Following Dogen Zenji, the Dharma lamp was transmitted to Ejo Zenji, then to Gikai Zenji, and then to Keizan Zenji, who was the fourth ancestor in the Japanese Soto Zen lineage.
Keizan Zenji was born in 1264 in Echizen Province, which is present-day Fukui Prefecture. His mother, Ekan Daishi, was a devoted believer in Kannon Bosatsu (Avalokiteshvara), the bodhisattva of compassion. It is said that she was on her way to worship at a building dedicated to Kannon when she gave birth. For that reason, the name that Keizan Zenji was given at birth was Gyosho.
At the age of eight, he shaved his head and entered Eiheiji where he began his practice under the third abbot, Gikai Zenji. At the age of thirteen, he again went to live at Eiheiji and was officially ordained as a monk under Ejo Zenji. Following the death of Ejo Zenji, he practiced under Jakuen Zenji at Hokyoji, located in present-day Fukui. Spotting Keizan Zenji’s potential ability to lead the monks, Jakuen Zenji selected him to be ino, the monk in charge of the other monks’ practice.
In contrast to Dogen Zenji, who deeply explored the internal self, Keizan Zenji stood out with his ability to look outwards and boldly spread the teaching. For the Soto Zen School, the teachings of these two founders are closely connected with each other. In spreading the Way of Buddha widely, one of them was internal in his approach while the other was external.
After more years of practice in Kyoto and Yura, Keizan Zenji became resident priest of Jomanji in Awa, which is present-day Tokushima Prefecture. He was twenty-seven years old. During the next four years, he gave the Buddhist precepts to more than seventy lay people. From this we can understand Keizan Zenji’s vow to free all sentient beings through teaching and transmitting the Way.
He also came forth emphasizing the equality of men and women. He actively promoted his women disciples to become resident priests. At a time when women were unjustly marginalized, this was truly groundbreaking. This is thought to be the origin of the organization of Soto Zen School nuns and it was for this reason many women took refuge in Buddha, Dharma, and Sangha.
Keizan Zenji finally moved back to Daijoji, in present-day Kanazawa City, where he became the second abbot, following Gikai Zenji. It was here that he gave teisho on Transmission of Light (Denkoroku). This book explains the circumstances by which the Dharma was transmitted from Shakyamuni Buddha through the twenty eight ancestors in India, the twenty three patriarchs in China, through Dogen Zenji and Keizan Zenji in Japan until Keizan’s teacher, Tettsu Gikai.
In 1321 at the age of fifty-eight, a temple called Morookaji in Noto, which is present-day Ishikawa Prefecture, was donated to Keizan Zenji and he renamed it Sojiji. This was the origin of Sojiji in Yokohama, which is, along with Eiheiji, the other Head Temple (Daihonzan) of the Soto Zen School.

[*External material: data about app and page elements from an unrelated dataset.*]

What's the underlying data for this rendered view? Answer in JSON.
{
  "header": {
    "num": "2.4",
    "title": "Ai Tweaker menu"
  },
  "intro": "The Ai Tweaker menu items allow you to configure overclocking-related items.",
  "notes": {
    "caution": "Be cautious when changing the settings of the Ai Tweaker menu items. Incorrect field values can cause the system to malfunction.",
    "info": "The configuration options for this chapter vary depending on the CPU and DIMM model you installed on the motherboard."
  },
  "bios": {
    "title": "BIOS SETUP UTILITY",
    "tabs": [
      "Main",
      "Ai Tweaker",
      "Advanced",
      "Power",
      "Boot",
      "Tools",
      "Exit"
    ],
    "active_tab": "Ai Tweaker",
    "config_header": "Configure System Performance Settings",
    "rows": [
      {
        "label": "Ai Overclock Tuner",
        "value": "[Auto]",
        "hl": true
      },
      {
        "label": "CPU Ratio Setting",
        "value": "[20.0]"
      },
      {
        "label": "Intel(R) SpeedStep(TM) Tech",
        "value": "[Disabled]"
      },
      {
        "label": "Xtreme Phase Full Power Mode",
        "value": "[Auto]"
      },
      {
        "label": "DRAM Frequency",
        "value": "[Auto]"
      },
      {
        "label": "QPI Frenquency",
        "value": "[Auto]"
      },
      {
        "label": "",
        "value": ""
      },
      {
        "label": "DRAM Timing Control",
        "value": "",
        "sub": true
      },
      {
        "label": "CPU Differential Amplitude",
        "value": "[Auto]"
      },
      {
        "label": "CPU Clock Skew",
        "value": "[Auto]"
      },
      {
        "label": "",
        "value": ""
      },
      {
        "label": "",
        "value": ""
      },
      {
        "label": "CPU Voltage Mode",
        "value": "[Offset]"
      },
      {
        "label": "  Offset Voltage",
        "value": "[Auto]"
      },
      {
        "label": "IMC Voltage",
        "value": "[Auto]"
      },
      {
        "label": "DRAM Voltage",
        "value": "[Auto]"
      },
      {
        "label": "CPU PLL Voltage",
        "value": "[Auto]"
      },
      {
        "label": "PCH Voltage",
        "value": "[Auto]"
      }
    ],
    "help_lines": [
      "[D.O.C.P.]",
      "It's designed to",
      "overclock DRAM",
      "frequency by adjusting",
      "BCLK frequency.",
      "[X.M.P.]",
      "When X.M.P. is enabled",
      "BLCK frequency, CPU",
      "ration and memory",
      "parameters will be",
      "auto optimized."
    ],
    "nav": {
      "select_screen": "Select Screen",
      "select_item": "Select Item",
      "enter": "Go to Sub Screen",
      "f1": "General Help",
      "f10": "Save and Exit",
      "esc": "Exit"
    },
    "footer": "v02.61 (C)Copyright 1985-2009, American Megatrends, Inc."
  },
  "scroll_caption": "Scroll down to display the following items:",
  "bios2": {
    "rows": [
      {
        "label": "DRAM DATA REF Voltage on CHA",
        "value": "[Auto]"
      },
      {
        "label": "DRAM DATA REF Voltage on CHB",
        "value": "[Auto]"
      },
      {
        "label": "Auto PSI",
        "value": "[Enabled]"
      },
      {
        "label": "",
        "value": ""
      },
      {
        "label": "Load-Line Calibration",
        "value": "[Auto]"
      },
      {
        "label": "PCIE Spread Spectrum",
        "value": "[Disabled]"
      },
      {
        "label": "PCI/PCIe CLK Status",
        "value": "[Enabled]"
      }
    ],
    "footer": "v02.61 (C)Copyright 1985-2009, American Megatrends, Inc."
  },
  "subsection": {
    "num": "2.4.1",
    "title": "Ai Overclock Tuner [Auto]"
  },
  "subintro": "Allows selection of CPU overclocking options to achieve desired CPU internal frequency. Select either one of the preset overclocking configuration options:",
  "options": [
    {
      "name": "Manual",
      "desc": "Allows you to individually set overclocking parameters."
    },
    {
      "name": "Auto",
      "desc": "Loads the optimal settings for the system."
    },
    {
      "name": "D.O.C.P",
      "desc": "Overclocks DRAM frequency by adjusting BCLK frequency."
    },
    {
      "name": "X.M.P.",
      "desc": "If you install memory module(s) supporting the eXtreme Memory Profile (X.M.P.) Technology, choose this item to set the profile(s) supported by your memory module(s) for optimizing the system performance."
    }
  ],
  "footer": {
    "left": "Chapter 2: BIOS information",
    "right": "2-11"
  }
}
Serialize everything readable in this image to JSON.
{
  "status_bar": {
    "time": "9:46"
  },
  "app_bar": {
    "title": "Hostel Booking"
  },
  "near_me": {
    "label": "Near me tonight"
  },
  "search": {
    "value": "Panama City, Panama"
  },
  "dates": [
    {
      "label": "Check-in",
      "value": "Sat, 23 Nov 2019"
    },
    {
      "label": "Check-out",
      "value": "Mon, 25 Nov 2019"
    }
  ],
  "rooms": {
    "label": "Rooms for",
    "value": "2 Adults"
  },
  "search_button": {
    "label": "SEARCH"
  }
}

Keizan Zenji did not, by any means, make light of the worldly interests of ordinary people and along with the practice of zazen used prayer, ritual, and memorial services to teach. This was attractive to many people and gave them a sense of peace. For this reason, the Soto Zen School quickly expanded.
Even in the Soto Zen School today, while all temples have zazen groups to serve the earnest requests of believers, they also do their best to fulfill the requests that many people have for benefiting in the everyday world, which include memorial services and funerals.
Keizan Zenji died in 1325 at the age of sixty-five. In succeeding years, his disciples did a good job in taking over for him at Sojiji on the Noto Peninsula. However, that temple was lost to fire in 1898. This provided the opportunity in 1907 to move Sojiji to its present location. The former temple was rebuilt as Sojiji Soin and continues today with many supporters and believers.